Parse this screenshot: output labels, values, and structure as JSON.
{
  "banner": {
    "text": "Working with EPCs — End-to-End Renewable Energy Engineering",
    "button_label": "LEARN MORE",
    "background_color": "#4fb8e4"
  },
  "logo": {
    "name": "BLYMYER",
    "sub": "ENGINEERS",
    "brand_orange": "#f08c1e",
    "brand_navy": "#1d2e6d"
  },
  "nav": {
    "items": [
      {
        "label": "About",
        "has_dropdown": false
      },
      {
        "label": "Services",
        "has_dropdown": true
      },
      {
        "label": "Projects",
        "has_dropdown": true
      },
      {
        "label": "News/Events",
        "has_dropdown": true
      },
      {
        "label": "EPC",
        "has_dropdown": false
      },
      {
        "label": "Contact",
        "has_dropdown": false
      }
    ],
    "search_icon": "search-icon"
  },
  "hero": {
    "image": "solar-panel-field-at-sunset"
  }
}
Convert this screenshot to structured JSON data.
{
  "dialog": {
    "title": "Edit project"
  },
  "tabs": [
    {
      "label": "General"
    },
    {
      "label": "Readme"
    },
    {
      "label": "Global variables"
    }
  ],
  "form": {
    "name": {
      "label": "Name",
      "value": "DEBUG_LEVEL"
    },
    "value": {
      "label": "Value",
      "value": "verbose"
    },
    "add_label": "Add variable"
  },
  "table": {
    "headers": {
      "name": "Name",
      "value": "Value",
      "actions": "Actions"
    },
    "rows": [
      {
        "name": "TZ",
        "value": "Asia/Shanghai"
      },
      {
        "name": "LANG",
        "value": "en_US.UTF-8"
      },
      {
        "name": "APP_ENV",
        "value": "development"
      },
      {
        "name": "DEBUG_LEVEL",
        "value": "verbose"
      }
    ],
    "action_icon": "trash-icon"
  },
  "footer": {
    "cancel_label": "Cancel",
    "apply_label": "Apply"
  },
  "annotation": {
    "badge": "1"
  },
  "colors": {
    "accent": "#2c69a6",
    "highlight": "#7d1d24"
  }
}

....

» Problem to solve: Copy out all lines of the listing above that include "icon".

» Answer box:
    "search_icon": "search-icon"
    "action_icon": "trash-icon"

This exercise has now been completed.